How to clean your dog’s teeth – a step by step guide for getting started
It’s best to brush your dog’s teeth daily, or at least every other day. Plaque can build up very quickly and brushing less than this will do very little to keep your dog’s mouth healthy.
When you first introduce teeth brushing to your dog, think of it as a form of training. Like other kinds of dog training it’ll take time for your dog to learn. Take it slowly, one step at a time. Each step can take several days or weeks for a dog to get used to. When training is going well, give your dog lots of praise or a nice treat, so he knows he has done a good job! If they start to show signs of resenting it simply try again another day.
1. Introduce the toothpaste
Warning: do not use human toothpaste – most toothpastes for us humans contain fluoride, which is toxic for dogs. Always make sure you use a specially made toothpaste that is suitable for dogs. They’re designed to be tasty so it’s worth finding a flavour your dog will enjoy. Why not start by letting your dog get used to the taste – you could try adding it to a bit of kibble or having them lick it off your fingers if you think that’ll be a more natural start for your dog.
2. Practice handling your dog’s mouth
Gently lift his lips every day, followed by a treat afterwards, so he knows that when his mouth is handled he is going to be rewarded. It is a great opportunity to examine his teeth and make sure there are no broken or unhealthy looking teeth.
3. Brushing the teeth
Put some toothpaste on the toothbrush, gently hold your dog’s muzzle closed to stop them chewing the brush and lift his top lip on one side to brush his canine tooth (the big long one). Repeat for the other side of your dog’s mouth. Work your way round the teeth each side of the canine tooth, brushing all the way round to the back of the mouth on the top and bottom jaw. On your first few attempts, you may only spend a few seconds brushing, but this can slowly be increased as your dog becomes accustomed to it. The inside surface of the teeth are usually cleaner, so unless your dog is very well behaved during brushing sessions, it’s probably not worth overly stressing your dog to clean these. Dog toothpaste has enzymes in it, which helps to clean the teeth in addition to the brushing action. Your dog’s tongue will help spread the toothpaste around the mouth, allowing the enzymes to work on all surfaces.

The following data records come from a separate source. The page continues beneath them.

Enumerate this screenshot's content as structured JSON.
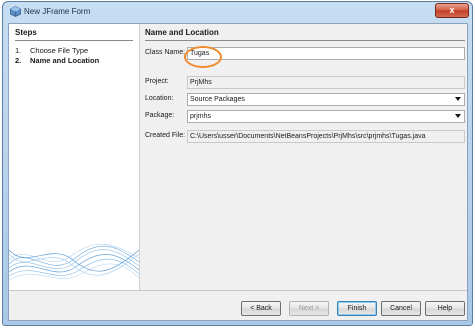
{
  "window": {
    "title": "New JFrame Form",
    "close_glyph": "x",
    "app_icon": "netbeans-cube-icon"
  },
  "steps": {
    "title": "Steps",
    "items": [
      {
        "num": "1.",
        "label": "Choose File Type"
      },
      {
        "num": "2.",
        "label": "Name and Location"
      }
    ]
  },
  "form": {
    "section_title": "Name and Location",
    "class_name_label": "Class Name:",
    "class_name_value": "Tugas",
    "project_label": "Project:",
    "project_value": "PrjMhs",
    "location_label": "Location:",
    "location_value": "Source Packages",
    "package_label": "Package:",
    "package_value": "prjmhs",
    "created_file_label": "Created File:",
    "created_file_value": "C:\\Users\\usser\\Documents\\NetBeansProjects\\PrjMhs\\src\\prjmhs\\Tugas.java"
  },
  "buttons": {
    "back": "< Back",
    "next": "Next >",
    "finish": "Finish",
    "cancel": "Cancel",
    "help": "Help"
  },
  "colors": {
    "highlight_circle": "#f08a2c",
    "title_bar": "#a9c8e6",
    "close_button": "#c0402a"
  }
}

How to care for your puppy’s baby teeth
As any puppy parent will tell you, puppies love to chew, especially whilst they’re teething. It’s great to give them treats or toys to chew but always check these are safe for their puppy teeth – adult dog chews may be too tough and could cause a broken tooth. Always supervise your puppy when they are chewing to make sure they don’t choke on anything.

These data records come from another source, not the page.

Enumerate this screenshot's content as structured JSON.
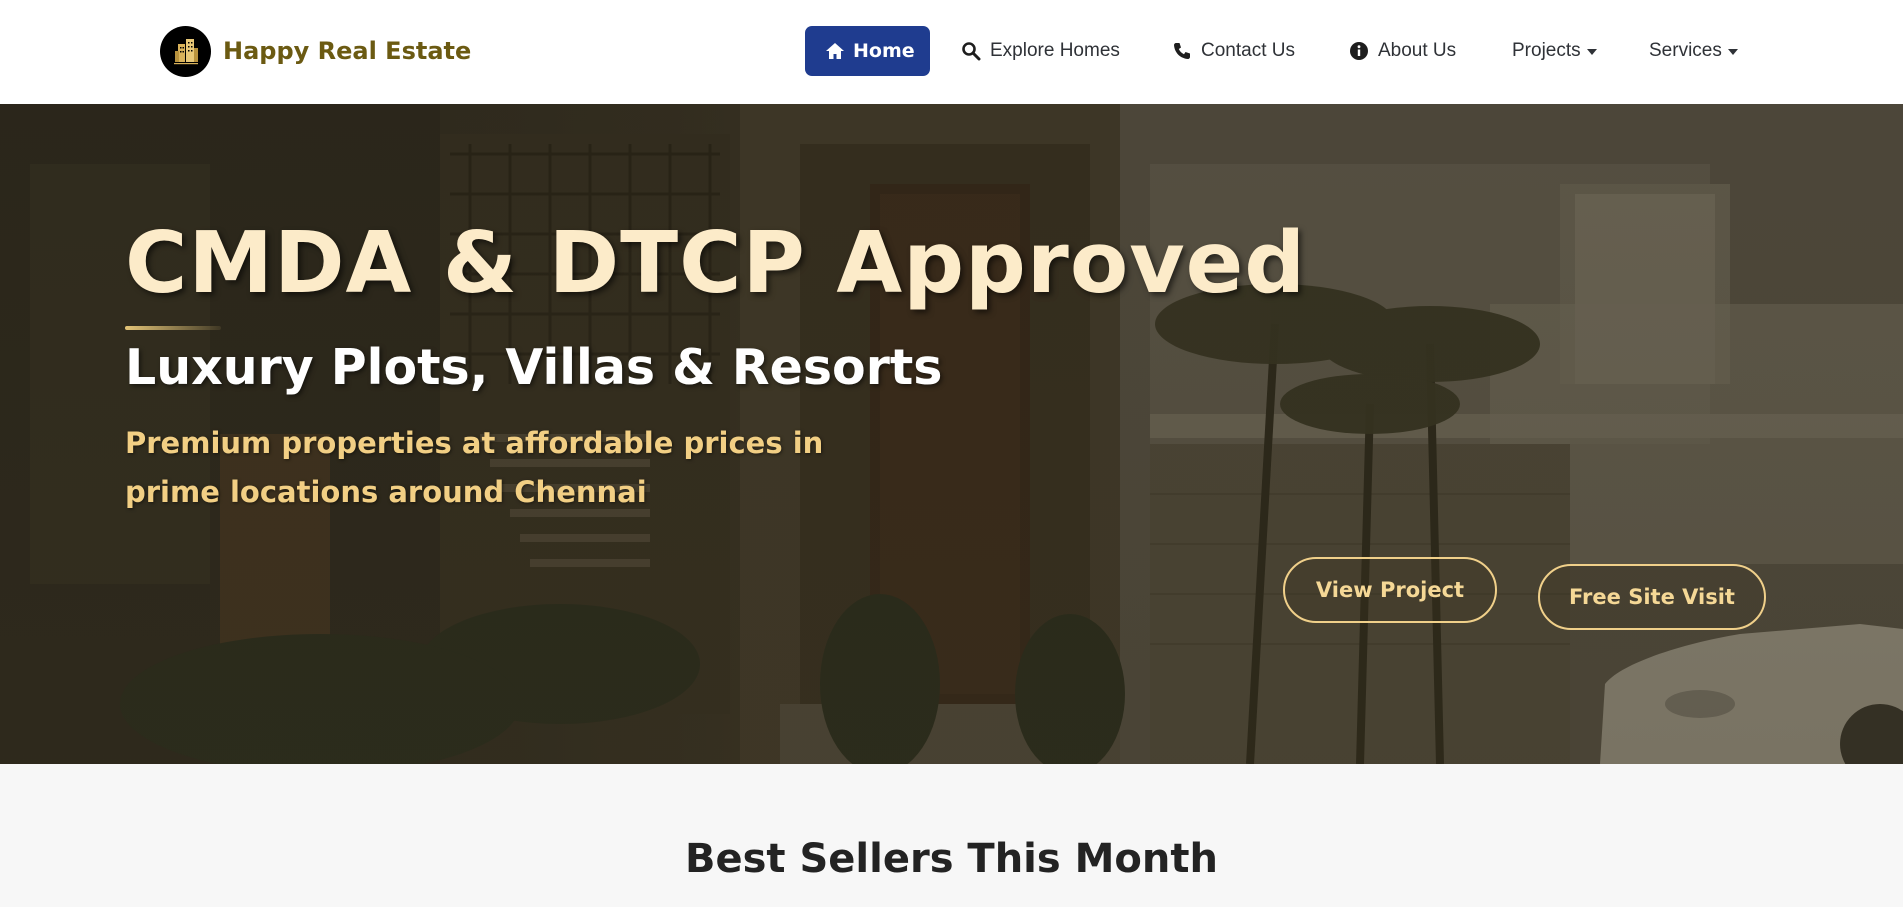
{
  "brand": {
    "name": "Happy Real Estate",
    "logo_icon": "building-logo-icon"
  },
  "nav": {
    "items": [
      {
        "label": "Home",
        "icon": "home-icon",
        "active": true
      },
      {
        "label": "Explore Homes",
        "icon": "search-icon"
      },
      {
        "label": "Contact Us",
        "icon": "phone-icon"
      },
      {
        "label": "About Us",
        "icon": "info-icon"
      },
      {
        "label": "Projects",
        "dropdown": true
      },
      {
        "label": "Services",
        "dropdown": true
      }
    ]
  },
  "hero": {
    "title": "CMDA & DTCP Approved",
    "subtitle": "Luxury Plots, Villas & Resorts",
    "description": "Premium properties at affordable prices in prime locations around Chennai",
    "buttons": {
      "view_project": "View Project",
      "free_site_visit": "Free Site Visit"
    }
  },
  "best_sellers": {
    "title": "Best Sellers This Month"
  },
  "colors": {
    "brand_text": "#6b5a12",
    "nav_active_bg": "#1f3c8f",
    "hero_title": "#fcebc9",
    "hero_desc": "#f2cf84",
    "button_border": "#f0d08a"
  }
}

During their socialisation window (before a puppy is 16 weeks old) is a great time to start brushing their teeth. Although most puppies will lose their deciduous (puppy) teeth by the time they are 6 months old, getting them into a routine from a young age will help you to keep it up when they’re fully grown.
If you can’t brush your dog’s teeth, what other options are available?

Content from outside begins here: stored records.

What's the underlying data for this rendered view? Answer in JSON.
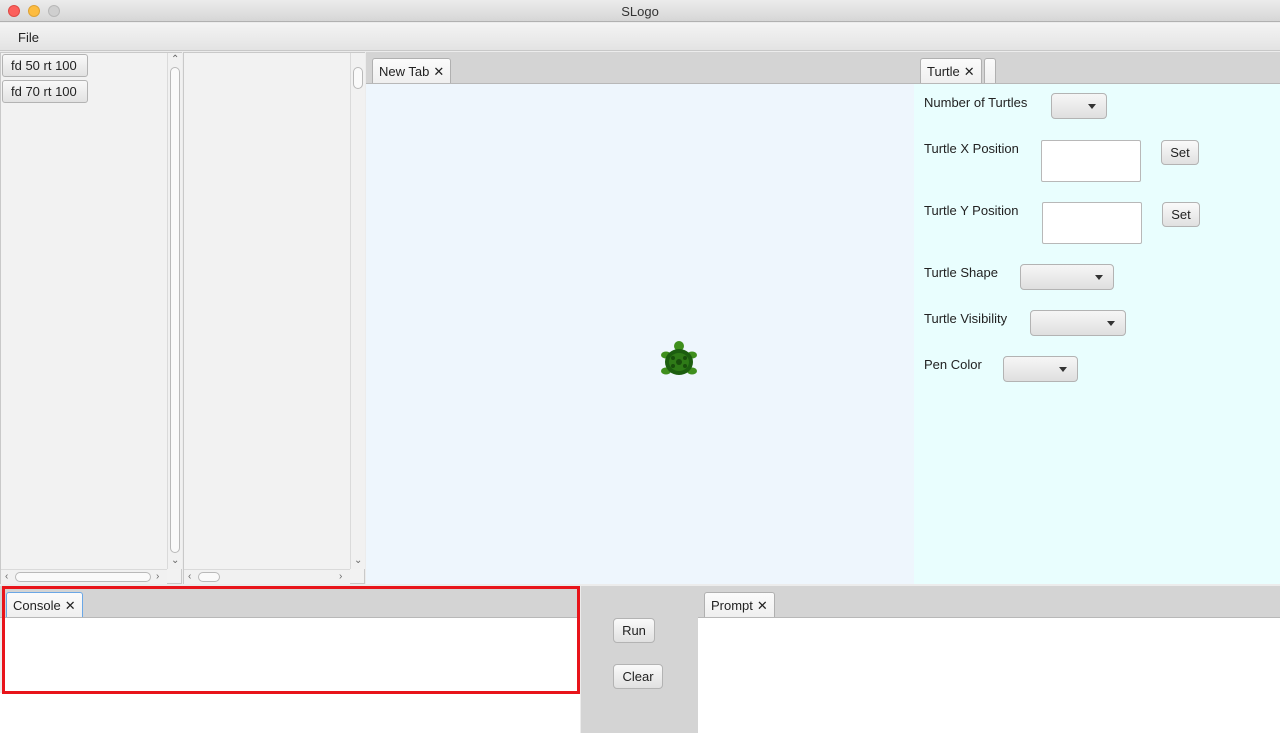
{
  "window": {
    "title": "SLogo"
  },
  "menu": {
    "file": "File"
  },
  "history": {
    "items": [
      "fd 50 rt 100",
      "fd 70 rt 100"
    ]
  },
  "canvas": {
    "tab_label": "New Tab",
    "background": "#eef6fd"
  },
  "turtle_panel": {
    "tab_label": "Turtle",
    "background": "#e9fefe",
    "number_label": "Number of Turtles",
    "x_label": "Turtle X Position",
    "y_label": "Turtle Y Position",
    "set_label": "Set",
    "shape_label": "Turtle Shape",
    "visibility_label": "Turtle Visibility",
    "pen_label": "Pen Color"
  },
  "console": {
    "tab_label": "Console",
    "highlight": "#e8141a"
  },
  "controls": {
    "run": "Run",
    "clear": "Clear"
  },
  "prompt": {
    "tab_label": "Prompt"
  },
  "close_glyph": "✕"
}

Sometimes it can be difficult to brush your dog’s teeth. Thankfully, there are other options! Various alternatives are available to purchase to help you counter the difficulties and practicalities involved in brushing a dog’s teeth and help to prevent the buildup of plaque:
- Dental diets
- Drinking water additives
- Dental chews
- Powder food supplements
- Gels to rub onto teeth
Do you have any other tips or techniques to tackle canine oral health? Let us know in the comments below!
Original article: https://blog.dogbuddy.com/keep-dogs-teeth-clean-healthy/#.WRjvMVPyu8U